bisley

A BISLEY electricity worker is celebrating more than four decades of long service.

Rhett Wetton, 64, is a compliance officer with UK Power Networks, which owns and maintains power supplies in the South East, London and East of England.

Rhett trained as an underground cable jointer and was a first responder at the scene of power cuts before transferring to a safety-critical role, inspecting and testing the kit used by engineers to keep the lights on.

LONG SERVICE – Rhett Wetton

“I enjoy the job, love the people I work with and have a good boss.

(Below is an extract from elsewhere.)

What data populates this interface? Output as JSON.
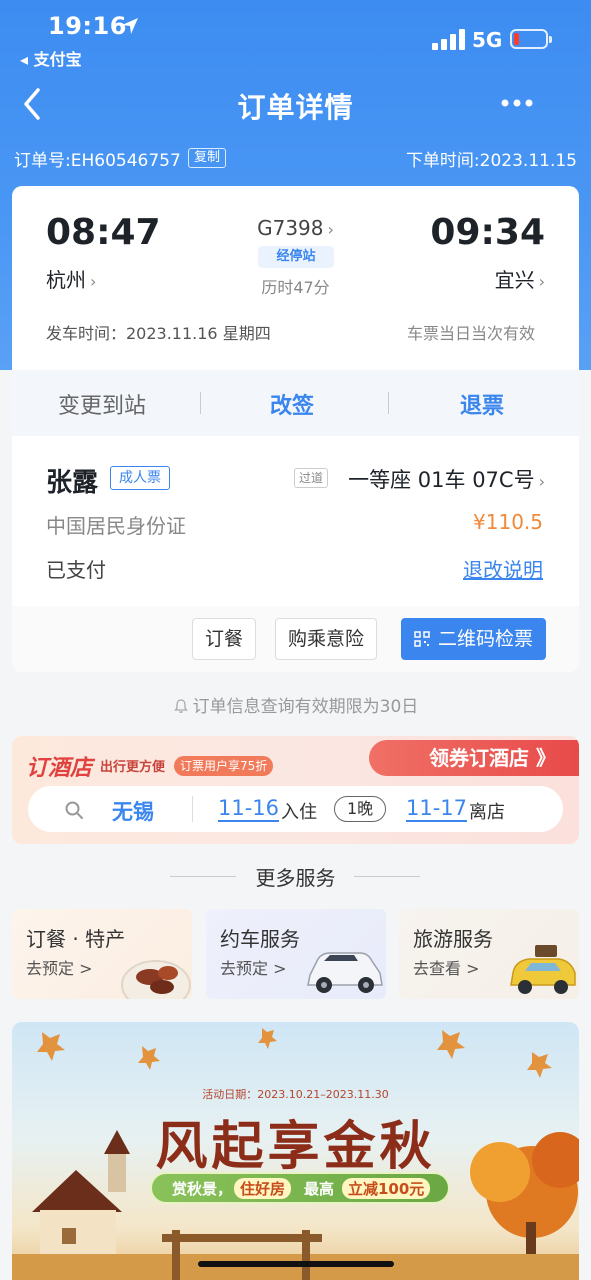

I can’t decide when I will retire because I’m still enjoying the work and it’s the perfect job as far as I’m concerned,” Rhett said.

 “The 1987 hurricane sticks out in my mind as particularly memorable because we worked for days on end to restore power supplies in our communities any way we could.

 “The industry’s safety standards have changed dramatically. People don’t take chances, they work by the book and that’s a very good thing. Standards are very high and they need to be.

Basil Scarsella, chief executive of UK Power Networks, said: “We like to recognise and celebrate the dedication and expertise of our employees, many of whom have lived and worked in the areas we serve for a long time.

“Their work keeping the lights on is usually carried out behind the scenes, but it is very valuable in helping everyday lives run smoothly and contributing to the success of local economies.”

Rhett is among 59 UK Power Networks employees across the South East and London to have reached their 40th or 50th anniversaries this year.

WHILE children revelled in a winter Woking wonderland as schools closed early, people travelling to and from work were battling the blizzards.

Angry commuters were left frustrated by South West Trains’ revised timetables.

But even though service alterations were made before a single flake of snow had fallen, councillor Ann-Marie Barker reckons SWT’s pre-emptive action just about struck the right balance.

She said: “I asked a few people about the changes when they were announced on Thursday and I got mixed reviews. There was a lot of division and some people thought it was a terrible idea to be cancelling trains before the snow had hit.

HAVING A BALL - Liz Perera with sons Oliver, four, and William, seven

HAVING A BALL – Liz Perera with sons Oliver, four, and William, seven

“There were no trains first thing on Friday and only two an hour after that, as opposed to four or five.

“On balance it makes sense to run less trains if they can assure they run on time. I think a lot of people had decided not to go into work on Monday so it would have been easier to cope.”

When the snow did fall on Friday, it came down fast and furiously.

Schools across the borough were hit by closures, resulting in a white nightmare for working parents but powdered delight for youngsters.

As the snow eased on Sunday and Monday, temperatures remained icy and it wasn’t much joy for students sitting exams who were forced to battle their way to school or college, otherwise they would have to wait until the summer to take them.

Surrey Police’s Nicola Bur-ress confirmed that, despite early warnings, the force had an influx of calls as icy roads got the better of Woking’s drivers.

A statement said: “Without going through every call, we did experience an increase in the number of calls reporting collisions due to snow and ice on Friday – our advice to motorists was not to travel unless absolutely essential.”

The snow was back with a vengeance on Tuesday evening, with Woking FC having to cancel their game despite fans pitching up on Monday to help clear the Kingfield ground.

PRISON BREAK - the trio camped out on the roof for hours

PRISON BREAK – the trio camped out on the roof for hours

THREE lags at Coldingley Prison will be blowing their own trumpets after escaping on to the roof amid embarrassing scenes at the category C prison.

The trio of prisoners have been camped on the roof of the complex in Shaftesbury Road, Bisley, for more than six hours with police and wardens powerless to remove them.

I think they were just up there for a laugh but I have no idea where he got the trumpet from

One of the prisoners even managed to smuggle a trumpet on to the roof with him and spent much of Monday evening letting nearby residents know of his success.

Eye-witness Sarah-Jayne Cook, 24, said the prisoners were playing up to the crowd of locals who had left their homes to watch the performance.

She said: “At first we thought it might be builders but then we realised they were prisoners.

“They were sort of skipping back and forth and waving to their audience – they had a little wooden ladder with them but I doubt that is how they got up there.

“They weren’t abusive to the crowd at all – I think they were just up there for a laugh but I have no idea where he got the trumpet from.”

Coldingley prison officials were unavailable for comment.

For the full story, pick up Thursday’s Woking News & Mail.